┌──

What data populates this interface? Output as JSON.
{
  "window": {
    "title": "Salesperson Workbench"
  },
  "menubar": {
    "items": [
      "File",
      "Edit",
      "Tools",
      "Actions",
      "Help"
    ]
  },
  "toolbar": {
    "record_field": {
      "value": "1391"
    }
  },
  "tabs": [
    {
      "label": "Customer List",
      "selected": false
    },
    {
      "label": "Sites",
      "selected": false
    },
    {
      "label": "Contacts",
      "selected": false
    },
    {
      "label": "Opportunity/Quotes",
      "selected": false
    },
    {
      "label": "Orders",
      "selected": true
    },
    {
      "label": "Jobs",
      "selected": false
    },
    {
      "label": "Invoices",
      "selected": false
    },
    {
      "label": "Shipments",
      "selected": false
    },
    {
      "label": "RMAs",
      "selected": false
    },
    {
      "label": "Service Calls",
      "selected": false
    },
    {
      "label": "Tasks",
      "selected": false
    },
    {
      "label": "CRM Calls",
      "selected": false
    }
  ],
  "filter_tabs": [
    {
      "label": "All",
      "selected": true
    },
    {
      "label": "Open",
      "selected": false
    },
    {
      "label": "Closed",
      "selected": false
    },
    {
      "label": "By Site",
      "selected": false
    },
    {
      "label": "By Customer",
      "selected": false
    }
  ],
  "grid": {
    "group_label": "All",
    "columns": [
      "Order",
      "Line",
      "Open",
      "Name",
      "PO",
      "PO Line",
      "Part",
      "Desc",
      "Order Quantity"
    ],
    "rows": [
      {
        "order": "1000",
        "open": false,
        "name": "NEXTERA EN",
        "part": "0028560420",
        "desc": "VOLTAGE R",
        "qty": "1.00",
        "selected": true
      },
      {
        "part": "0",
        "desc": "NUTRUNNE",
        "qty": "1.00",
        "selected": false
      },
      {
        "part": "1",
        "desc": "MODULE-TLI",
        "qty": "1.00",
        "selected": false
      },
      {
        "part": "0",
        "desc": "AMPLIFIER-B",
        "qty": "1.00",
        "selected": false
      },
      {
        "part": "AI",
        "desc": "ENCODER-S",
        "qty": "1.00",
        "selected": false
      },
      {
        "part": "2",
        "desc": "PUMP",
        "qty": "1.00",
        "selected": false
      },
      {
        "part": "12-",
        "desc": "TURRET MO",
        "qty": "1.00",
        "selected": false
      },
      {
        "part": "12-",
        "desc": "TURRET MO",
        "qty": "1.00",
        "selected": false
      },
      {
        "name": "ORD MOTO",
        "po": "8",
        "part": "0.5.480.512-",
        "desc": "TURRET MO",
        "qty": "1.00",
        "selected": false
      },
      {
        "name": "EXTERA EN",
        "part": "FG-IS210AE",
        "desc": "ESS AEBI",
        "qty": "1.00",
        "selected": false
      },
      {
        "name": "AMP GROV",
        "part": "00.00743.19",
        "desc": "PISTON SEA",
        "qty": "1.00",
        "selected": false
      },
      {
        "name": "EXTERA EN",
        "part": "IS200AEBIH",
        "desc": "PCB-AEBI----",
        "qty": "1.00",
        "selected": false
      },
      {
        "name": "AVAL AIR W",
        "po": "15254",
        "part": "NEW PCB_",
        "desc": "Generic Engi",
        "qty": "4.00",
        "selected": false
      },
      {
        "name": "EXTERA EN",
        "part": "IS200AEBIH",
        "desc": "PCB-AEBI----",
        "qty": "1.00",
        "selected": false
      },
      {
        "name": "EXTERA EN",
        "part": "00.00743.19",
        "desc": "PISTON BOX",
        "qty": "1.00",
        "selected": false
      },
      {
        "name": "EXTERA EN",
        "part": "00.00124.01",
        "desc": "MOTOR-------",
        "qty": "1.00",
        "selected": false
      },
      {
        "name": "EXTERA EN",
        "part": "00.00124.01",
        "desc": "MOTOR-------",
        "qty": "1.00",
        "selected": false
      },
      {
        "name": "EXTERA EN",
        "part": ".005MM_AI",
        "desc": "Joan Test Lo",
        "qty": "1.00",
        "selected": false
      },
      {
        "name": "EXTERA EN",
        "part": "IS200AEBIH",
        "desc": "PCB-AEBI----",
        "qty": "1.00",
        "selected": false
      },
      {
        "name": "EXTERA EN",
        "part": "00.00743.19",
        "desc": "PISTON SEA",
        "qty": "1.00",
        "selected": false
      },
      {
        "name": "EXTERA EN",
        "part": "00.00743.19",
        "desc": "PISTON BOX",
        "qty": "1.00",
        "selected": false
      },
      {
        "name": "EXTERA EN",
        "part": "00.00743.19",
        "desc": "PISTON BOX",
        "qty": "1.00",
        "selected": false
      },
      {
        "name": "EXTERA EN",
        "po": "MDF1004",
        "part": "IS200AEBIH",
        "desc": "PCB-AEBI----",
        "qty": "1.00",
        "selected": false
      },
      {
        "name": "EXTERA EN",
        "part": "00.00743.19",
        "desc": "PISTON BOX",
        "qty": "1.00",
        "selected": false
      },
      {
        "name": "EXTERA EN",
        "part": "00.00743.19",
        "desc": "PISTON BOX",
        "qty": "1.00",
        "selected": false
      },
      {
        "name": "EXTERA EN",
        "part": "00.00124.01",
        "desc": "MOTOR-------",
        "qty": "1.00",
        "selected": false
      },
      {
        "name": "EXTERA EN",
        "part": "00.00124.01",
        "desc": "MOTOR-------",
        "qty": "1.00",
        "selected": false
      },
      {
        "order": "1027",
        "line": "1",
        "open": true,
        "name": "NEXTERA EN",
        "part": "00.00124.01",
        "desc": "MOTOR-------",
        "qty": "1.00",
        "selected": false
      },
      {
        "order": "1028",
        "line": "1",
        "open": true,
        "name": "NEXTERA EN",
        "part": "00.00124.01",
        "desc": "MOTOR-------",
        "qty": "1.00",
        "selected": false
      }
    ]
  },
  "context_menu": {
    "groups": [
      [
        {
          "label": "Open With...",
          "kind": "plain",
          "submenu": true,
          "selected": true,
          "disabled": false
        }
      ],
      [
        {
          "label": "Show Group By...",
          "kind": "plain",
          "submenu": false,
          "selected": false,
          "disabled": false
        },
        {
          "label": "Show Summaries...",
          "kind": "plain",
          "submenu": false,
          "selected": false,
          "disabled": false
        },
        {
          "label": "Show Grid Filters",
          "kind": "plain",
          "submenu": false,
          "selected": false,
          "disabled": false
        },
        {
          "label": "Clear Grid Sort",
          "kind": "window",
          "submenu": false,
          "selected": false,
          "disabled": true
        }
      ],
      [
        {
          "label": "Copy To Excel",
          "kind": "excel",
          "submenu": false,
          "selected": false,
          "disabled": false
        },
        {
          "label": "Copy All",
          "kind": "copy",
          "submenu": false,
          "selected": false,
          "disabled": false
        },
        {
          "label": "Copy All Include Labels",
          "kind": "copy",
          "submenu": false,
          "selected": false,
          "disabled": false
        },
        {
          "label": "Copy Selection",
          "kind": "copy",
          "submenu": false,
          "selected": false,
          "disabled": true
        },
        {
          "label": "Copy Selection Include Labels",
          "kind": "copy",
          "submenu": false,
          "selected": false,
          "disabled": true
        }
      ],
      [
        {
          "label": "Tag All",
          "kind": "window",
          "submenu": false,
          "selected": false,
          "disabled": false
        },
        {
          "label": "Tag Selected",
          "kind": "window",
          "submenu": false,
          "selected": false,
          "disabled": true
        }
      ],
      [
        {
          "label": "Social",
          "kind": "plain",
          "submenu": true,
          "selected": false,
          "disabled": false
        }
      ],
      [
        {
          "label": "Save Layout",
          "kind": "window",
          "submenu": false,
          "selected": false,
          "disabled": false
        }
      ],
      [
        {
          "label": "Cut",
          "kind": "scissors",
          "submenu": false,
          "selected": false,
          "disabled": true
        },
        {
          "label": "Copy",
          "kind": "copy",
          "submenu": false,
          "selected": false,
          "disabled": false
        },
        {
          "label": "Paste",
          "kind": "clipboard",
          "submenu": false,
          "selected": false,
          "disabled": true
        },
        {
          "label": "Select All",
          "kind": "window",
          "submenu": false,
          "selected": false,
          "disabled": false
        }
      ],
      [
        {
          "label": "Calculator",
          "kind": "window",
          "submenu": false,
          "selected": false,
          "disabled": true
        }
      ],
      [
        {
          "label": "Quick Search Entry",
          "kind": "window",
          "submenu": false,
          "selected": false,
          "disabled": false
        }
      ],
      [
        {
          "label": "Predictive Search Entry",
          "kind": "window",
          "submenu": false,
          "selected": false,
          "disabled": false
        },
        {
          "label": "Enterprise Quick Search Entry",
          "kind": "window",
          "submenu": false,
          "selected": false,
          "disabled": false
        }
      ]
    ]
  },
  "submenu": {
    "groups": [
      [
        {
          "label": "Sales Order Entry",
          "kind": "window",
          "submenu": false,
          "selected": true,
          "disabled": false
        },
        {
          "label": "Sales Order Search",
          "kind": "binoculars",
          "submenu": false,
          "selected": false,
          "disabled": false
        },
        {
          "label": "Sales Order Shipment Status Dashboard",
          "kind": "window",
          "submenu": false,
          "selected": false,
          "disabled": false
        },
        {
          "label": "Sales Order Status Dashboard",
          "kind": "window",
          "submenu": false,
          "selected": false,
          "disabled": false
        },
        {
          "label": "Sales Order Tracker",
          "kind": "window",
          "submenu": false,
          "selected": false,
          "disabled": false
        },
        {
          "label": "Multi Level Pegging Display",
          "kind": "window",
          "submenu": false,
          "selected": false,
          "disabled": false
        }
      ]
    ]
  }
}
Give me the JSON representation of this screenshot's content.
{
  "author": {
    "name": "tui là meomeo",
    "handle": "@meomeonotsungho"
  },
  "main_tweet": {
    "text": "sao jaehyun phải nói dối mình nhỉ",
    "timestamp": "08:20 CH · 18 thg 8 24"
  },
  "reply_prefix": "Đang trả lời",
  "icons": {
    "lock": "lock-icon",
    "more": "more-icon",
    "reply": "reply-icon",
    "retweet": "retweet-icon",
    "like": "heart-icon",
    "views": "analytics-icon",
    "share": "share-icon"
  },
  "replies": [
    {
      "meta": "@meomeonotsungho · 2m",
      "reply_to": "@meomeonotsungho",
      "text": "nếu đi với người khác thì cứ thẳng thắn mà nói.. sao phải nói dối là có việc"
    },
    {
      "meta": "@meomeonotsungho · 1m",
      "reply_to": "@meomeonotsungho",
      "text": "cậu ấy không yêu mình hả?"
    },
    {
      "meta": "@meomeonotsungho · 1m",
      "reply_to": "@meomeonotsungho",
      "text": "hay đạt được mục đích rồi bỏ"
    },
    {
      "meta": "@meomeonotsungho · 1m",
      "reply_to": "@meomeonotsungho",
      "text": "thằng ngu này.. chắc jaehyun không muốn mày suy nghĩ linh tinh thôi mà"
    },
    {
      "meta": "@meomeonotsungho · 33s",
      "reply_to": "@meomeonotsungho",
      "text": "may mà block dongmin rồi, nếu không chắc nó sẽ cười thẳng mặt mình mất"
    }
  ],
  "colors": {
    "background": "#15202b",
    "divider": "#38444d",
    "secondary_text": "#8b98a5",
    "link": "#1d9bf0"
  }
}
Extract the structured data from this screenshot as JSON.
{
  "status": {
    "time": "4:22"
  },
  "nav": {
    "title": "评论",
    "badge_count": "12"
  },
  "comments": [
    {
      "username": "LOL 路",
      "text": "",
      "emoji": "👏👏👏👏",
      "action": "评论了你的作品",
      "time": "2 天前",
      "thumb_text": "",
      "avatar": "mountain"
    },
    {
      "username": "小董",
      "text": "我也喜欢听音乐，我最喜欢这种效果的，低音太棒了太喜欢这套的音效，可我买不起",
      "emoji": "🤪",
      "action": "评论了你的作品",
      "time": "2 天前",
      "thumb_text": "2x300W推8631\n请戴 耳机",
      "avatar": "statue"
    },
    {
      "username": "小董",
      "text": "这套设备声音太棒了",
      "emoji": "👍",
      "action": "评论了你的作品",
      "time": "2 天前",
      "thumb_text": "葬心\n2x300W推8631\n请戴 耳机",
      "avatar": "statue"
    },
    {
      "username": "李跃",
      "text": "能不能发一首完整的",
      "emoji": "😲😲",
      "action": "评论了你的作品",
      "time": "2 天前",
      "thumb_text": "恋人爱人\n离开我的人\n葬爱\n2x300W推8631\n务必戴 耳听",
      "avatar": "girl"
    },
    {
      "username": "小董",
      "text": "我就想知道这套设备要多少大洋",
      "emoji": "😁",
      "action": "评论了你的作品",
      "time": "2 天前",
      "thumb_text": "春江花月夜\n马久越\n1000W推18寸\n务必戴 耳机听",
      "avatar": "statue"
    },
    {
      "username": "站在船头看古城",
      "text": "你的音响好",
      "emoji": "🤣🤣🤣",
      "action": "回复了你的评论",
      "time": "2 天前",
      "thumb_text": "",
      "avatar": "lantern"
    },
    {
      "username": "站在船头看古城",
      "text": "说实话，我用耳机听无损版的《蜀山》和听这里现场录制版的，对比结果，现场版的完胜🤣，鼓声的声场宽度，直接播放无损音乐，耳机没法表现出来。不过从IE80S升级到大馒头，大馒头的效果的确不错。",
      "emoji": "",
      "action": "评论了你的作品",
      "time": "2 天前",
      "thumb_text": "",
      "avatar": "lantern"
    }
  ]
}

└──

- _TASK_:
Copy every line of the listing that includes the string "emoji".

- _EXPECTED ANSWER_:
      "emoji": "👏👏👏👏",
      "emoji": "🤪",
      "emoji": "👍",
      "emoji": "😲😲",
      "emoji": "😁",
      "emoji": "🤣🤣🤣",
      "emoji": "",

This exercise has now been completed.